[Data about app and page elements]
##############################

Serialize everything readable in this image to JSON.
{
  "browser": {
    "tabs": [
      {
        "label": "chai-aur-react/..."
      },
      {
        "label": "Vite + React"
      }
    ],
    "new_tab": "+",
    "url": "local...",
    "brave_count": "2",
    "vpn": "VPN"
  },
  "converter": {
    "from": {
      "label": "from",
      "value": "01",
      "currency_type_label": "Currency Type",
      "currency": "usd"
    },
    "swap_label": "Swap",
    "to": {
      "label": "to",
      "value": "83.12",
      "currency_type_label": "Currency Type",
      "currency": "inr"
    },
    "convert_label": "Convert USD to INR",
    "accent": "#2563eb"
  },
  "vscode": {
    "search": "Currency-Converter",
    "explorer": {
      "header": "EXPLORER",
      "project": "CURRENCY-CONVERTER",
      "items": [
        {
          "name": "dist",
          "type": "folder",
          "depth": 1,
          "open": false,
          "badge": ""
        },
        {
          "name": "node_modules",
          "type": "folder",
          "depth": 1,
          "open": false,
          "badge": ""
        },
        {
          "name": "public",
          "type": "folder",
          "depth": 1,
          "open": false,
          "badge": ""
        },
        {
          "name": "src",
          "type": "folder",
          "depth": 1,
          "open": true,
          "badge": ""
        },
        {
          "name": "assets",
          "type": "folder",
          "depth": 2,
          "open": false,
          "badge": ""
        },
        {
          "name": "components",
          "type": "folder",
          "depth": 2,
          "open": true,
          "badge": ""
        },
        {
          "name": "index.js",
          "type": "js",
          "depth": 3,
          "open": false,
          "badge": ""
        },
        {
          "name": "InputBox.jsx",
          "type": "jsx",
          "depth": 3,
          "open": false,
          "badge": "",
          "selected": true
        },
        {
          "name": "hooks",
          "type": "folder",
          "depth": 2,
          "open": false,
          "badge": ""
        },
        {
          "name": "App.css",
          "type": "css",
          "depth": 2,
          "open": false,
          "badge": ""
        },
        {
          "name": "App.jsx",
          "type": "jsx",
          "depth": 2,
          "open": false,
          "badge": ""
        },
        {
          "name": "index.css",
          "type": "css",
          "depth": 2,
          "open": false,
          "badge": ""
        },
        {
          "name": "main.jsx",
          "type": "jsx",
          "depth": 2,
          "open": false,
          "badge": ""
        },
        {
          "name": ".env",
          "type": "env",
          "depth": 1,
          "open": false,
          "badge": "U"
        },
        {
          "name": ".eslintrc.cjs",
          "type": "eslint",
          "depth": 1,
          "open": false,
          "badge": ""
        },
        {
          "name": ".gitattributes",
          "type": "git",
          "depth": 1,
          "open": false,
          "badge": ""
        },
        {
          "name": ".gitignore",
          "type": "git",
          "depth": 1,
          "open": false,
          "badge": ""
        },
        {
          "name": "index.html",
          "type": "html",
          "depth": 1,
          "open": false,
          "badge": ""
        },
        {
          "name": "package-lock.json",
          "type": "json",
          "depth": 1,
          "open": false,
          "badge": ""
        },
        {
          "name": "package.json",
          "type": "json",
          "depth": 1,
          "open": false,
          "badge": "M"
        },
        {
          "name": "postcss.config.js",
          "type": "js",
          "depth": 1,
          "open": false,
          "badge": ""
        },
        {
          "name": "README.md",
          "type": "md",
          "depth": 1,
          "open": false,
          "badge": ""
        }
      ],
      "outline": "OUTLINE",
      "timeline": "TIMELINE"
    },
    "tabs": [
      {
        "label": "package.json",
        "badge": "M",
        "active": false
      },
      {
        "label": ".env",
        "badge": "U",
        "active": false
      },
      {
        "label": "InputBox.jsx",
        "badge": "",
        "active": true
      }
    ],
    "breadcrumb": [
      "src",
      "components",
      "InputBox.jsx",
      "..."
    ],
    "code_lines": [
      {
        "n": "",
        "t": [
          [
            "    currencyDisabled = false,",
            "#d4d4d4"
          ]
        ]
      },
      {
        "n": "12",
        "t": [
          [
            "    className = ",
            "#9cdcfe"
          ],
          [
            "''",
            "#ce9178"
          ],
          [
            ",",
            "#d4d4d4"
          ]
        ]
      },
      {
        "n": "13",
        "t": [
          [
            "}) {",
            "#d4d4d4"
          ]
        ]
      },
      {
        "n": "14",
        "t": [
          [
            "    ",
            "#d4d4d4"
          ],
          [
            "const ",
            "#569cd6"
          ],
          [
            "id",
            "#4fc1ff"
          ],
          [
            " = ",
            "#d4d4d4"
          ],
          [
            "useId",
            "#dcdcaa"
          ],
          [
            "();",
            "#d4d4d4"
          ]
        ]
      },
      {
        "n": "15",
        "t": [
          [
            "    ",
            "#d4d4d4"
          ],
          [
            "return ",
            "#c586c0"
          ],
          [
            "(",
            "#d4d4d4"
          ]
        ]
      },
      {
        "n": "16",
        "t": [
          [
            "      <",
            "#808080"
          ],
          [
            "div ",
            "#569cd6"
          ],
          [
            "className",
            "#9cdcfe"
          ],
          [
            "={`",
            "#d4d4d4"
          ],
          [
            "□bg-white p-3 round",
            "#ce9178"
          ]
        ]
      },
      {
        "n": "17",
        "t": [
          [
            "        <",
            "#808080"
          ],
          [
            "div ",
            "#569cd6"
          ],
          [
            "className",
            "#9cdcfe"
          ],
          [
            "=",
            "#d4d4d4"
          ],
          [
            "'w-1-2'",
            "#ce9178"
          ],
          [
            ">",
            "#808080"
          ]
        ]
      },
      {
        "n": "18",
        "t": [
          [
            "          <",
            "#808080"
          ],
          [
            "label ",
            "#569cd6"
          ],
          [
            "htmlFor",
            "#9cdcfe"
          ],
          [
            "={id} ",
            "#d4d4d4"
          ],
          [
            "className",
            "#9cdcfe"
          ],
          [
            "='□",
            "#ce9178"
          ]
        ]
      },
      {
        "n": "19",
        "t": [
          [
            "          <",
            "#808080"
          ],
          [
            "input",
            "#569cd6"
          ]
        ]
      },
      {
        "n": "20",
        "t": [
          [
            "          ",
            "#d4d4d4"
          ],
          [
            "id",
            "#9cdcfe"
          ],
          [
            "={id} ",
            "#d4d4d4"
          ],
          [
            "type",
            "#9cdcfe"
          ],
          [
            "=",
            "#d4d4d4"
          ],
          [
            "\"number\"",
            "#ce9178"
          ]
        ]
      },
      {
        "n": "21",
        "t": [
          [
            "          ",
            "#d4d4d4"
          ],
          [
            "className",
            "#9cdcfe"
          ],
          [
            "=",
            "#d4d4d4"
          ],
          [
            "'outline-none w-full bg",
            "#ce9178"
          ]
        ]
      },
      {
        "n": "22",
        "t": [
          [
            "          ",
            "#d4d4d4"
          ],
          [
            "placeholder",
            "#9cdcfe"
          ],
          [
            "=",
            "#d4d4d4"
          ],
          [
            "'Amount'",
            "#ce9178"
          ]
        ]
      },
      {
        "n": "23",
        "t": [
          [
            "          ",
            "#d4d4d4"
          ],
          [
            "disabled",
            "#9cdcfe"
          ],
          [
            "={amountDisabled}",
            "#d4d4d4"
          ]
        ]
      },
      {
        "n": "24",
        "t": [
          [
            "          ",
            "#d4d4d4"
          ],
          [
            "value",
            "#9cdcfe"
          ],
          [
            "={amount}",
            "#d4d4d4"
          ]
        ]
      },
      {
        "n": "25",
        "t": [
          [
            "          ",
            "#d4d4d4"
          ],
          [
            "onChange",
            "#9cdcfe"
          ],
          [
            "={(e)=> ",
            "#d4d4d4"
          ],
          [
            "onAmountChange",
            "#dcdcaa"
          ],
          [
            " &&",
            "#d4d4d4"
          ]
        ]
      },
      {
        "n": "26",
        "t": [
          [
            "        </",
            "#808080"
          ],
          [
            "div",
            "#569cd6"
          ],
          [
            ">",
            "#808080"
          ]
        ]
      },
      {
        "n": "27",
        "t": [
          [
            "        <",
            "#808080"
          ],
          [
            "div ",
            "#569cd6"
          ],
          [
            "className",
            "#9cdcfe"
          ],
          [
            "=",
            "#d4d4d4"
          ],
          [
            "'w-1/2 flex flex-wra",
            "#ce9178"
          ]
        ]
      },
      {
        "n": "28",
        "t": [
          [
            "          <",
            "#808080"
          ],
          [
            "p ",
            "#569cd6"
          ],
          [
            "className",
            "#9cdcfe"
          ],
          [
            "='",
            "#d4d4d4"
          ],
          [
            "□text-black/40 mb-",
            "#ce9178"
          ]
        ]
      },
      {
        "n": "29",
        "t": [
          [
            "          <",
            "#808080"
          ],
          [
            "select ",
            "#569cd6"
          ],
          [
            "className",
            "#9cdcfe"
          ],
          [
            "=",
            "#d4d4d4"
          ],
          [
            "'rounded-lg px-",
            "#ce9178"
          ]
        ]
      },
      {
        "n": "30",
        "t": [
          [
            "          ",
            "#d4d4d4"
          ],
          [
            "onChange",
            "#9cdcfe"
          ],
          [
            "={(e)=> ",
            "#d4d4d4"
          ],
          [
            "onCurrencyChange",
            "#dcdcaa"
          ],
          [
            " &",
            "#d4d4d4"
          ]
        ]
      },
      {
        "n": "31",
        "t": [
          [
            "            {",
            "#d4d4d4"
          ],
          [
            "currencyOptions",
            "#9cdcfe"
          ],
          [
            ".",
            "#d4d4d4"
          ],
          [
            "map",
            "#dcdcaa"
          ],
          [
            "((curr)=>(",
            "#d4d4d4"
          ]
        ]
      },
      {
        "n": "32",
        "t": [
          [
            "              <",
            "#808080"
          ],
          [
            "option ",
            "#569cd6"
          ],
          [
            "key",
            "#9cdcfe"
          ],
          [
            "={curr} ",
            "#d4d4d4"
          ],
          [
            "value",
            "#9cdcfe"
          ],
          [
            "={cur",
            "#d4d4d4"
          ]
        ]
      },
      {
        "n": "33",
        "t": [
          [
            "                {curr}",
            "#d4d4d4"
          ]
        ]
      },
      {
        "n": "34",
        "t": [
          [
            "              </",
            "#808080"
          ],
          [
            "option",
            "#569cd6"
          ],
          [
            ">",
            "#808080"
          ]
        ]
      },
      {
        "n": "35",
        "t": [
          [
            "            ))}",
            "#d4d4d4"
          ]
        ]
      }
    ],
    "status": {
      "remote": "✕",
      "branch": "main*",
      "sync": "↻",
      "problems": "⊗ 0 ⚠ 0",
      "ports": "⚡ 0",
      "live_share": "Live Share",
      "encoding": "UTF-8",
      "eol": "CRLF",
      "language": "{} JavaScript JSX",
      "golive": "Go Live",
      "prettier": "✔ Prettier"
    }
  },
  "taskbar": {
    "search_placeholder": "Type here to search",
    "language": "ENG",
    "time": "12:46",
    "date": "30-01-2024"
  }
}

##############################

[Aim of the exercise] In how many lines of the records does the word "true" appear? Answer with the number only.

[Task response] 4